I don't know why this is centering the text against my express wishes.
I don't plan updates. There is such hideous stuff going on in the world--larger scale and small scale losses. Mine, in the scheme of things, is very small, which makes all the kind messages more meaningful. I found this quote to share. You, my friends, live up completely to these standards.

Animals are reliable, many full of love, true to their affections, predictable in their actions, grateful and loyal. Difficult standards for people to live up to.
Alfred A. Montapert.
July 25th
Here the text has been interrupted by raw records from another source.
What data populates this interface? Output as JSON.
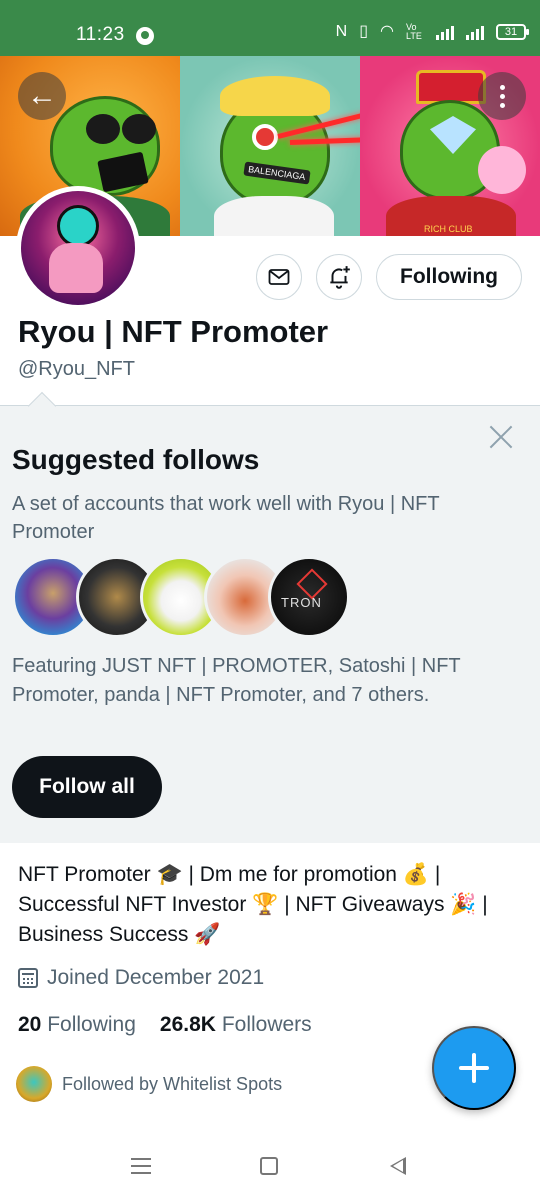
{
  "status_bar": {
    "time": "11:23",
    "battery": "31",
    "volte": "Vo LTE"
  },
  "profile": {
    "display_name": "Ryou | NFT Promoter",
    "handle": "@Ryou_NFT",
    "following_button": "Following",
    "banner_texts": [
      "BALENCIAGA",
      "RICH CLUB"
    ]
  },
  "suggested": {
    "title": "Suggested follows",
    "description": "A set of accounts that work well with Ryou | NFT Promoter",
    "avatar_label": "TRON",
    "featuring": "Featuring JUST NFT | PROMOTER, Satoshi | NFT Promoter, panda | NFT Promoter, and 7 others.",
    "follow_all": "Follow all"
  },
  "bio": {
    "line1_a": "NFT Promoter",
    "line1_b": " | Dm me for promotion",
    "line1_c": " |",
    "line2_a": "Successful NFT Investor",
    "line2_b": " | NFT Giveaways",
    "line2_c": " |",
    "line3_a": "Business Success",
    "emoji_grad": "🎓",
    "emoji_money": "💰",
    "emoji_trophy": "🏆",
    "emoji_party": "🎉",
    "emoji_rocket": "🚀"
  },
  "joined": "Joined December 2021",
  "stats": {
    "following_count": "20",
    "following_label": "Following",
    "followers_count": "26.8K",
    "followers_label": "Followers"
  },
  "followed_by": "Followed by Whitelist Spots",
  "colors": {
    "status_bar": "#3a8a4a",
    "accent": "#1d9bf0",
    "text_primary": "#0f1419",
    "text_secondary": "#536471"
  }
}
Thank you all for your kind emails. Risty passed yesterday afternoon, the 24th. It was an overcast day. She tried to go outside, but when she saw there was no sun to lie in, I think that kind of did it for her. I'm lucky I was able to spend these last 4 days entirely with her. Now all I have to do is figure out how much to feed 3 cats with Risty's voracious appetite missing from the mix. And there's all that cream cheese.



4 comments:

  1. Dear Risty. What a sweet story, and what a lucky girl she is to have you.

    ReplyDelete
  2. From Sallie Reynolds:
    Ginny, blessings. I do firmly believe that no loss is small. All losses, like rain, join streams and rivers and go to the ocean of grief we need to learn to live with and accept, in order to truly live our own short lives. My son, at eight, losing his beloved cat, Free, went into a litany of the dead in his short life, including soldiers he'd read about, his father, his grandfather, a wolfhound of mine, and a goldfish. In his child's mind, they were equal, all parts of himself he could no longer touch. I've lost some creatures with relief - either for their release from suffering or because they were torturing me. Or both. Yet they too are part of my ocean, and I negotiate it daily and love the living the more for it - all the living, including, finally, my own flawed self.


    Sallie

    ReplyDelete
  3. From Mare Dunham

    If I were God
    I would have turned on the sunshine
    when Risty wanted to go
    outside to die.
    I would have turned it on so strong
    that Risty'd had to blink
    it was so bright,
    and warm, so she'd feel it through her lids
    as she closed her eyes
    for the last time.

    I am not God,
    but I know about love.

    I know how I feel as I caress my cat's warm body.
    And how it was for me
    when my other cat lay
    wrapped, in a receiving blanket,
    on her favorite chair.
    I had to go there over and over
    to feel, to get,
    that she was not breathing.
    "We have to be sure.
    We can't bury her till we're sure
    she is gone."

    I am not God
    but I know about love
    and cry for Ginny
    as she says goodbye to
    her dear old friend.

    ReplyDelete